ASSIGNMENT: Find every line below with the word "Ajouter" in it, and copy each one.

DATA FOR REVIEW:
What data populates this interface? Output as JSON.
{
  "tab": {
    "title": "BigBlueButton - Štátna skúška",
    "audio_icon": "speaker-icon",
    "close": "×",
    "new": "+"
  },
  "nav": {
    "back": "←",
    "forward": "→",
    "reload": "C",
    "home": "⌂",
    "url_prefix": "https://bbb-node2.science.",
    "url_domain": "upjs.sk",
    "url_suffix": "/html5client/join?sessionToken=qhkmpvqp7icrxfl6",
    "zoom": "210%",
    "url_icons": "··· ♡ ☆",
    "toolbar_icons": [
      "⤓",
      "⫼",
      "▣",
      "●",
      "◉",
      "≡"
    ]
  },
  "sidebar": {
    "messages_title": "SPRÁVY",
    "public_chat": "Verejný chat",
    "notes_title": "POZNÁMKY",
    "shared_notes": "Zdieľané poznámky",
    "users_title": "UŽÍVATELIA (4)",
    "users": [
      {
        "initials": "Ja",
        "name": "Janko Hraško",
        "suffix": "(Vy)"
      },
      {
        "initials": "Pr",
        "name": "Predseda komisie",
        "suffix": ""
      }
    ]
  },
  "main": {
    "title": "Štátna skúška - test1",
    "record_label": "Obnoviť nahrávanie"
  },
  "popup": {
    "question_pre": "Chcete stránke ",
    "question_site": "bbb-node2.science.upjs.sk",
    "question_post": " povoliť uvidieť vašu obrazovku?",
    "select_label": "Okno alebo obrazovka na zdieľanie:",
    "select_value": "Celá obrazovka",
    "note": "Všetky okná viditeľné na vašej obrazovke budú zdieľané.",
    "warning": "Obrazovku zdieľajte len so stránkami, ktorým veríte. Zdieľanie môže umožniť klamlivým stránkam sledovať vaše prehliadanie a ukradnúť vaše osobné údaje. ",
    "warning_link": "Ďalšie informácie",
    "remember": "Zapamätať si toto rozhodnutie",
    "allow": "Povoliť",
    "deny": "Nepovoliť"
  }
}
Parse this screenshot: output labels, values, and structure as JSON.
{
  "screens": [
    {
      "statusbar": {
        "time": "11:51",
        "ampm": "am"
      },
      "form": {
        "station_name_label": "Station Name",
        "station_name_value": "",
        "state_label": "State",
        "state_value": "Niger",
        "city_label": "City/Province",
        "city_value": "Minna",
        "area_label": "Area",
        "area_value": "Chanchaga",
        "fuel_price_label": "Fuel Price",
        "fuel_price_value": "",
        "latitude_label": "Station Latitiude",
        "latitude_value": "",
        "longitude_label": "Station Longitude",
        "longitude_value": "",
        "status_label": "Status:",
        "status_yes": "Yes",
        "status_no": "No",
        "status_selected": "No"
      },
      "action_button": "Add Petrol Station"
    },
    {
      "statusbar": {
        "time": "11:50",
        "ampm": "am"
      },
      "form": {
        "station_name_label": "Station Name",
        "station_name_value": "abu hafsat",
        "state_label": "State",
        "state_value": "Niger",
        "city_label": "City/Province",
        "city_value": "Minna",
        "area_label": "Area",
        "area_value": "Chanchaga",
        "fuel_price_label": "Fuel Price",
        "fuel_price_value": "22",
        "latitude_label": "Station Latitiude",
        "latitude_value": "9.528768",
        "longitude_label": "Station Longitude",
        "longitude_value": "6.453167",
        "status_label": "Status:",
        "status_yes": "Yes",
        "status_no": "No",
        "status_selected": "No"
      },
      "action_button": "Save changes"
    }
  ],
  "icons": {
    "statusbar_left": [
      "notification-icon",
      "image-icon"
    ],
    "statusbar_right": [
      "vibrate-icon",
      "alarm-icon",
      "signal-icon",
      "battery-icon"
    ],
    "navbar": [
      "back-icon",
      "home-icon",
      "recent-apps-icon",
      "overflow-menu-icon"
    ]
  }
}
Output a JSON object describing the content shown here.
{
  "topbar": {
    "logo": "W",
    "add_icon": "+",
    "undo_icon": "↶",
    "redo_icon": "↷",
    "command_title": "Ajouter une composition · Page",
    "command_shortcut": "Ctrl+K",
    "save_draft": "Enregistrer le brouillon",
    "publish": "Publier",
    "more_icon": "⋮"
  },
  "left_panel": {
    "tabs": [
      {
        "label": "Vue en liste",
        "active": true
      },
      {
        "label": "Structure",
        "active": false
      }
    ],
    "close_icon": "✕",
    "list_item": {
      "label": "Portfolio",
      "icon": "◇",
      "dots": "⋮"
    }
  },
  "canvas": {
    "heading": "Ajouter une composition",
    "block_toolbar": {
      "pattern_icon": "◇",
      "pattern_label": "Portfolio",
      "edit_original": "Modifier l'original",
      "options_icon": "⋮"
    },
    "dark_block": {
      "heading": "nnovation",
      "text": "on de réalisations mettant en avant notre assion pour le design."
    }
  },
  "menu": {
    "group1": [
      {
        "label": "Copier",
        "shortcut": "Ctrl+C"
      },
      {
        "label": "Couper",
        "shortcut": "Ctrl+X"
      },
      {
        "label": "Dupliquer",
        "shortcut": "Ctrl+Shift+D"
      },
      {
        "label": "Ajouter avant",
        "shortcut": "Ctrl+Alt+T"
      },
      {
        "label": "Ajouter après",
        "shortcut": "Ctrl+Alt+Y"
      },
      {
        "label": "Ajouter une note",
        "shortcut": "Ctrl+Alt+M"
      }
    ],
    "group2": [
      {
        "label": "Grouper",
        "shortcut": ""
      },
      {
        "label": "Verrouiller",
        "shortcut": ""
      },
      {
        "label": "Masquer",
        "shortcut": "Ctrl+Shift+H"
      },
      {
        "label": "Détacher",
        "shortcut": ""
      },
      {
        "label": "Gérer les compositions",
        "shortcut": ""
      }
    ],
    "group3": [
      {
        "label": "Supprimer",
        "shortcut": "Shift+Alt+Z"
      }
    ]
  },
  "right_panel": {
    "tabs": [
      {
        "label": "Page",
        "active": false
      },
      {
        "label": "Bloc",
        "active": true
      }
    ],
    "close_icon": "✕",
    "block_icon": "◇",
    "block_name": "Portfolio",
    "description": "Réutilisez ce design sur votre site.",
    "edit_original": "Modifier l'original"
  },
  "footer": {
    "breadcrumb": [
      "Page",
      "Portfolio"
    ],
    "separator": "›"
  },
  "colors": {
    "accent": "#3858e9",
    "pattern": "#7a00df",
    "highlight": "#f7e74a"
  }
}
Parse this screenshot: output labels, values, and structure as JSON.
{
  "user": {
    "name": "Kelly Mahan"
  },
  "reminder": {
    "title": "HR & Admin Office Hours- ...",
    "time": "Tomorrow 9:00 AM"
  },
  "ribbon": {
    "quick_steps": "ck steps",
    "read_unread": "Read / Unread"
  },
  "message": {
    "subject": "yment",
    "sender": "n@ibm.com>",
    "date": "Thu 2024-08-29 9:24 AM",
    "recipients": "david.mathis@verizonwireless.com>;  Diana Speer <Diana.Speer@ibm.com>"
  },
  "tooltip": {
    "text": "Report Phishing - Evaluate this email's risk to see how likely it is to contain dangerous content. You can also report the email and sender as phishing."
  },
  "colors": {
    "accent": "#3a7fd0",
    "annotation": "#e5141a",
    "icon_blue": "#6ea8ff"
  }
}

RESPONSE:
    "command_title": "Ajouter une composition · Page",
    "heading": "Ajouter une composition",
        "label": "Ajouter avant",
        "label": "Ajouter après",
        "label": "Ajouter une note",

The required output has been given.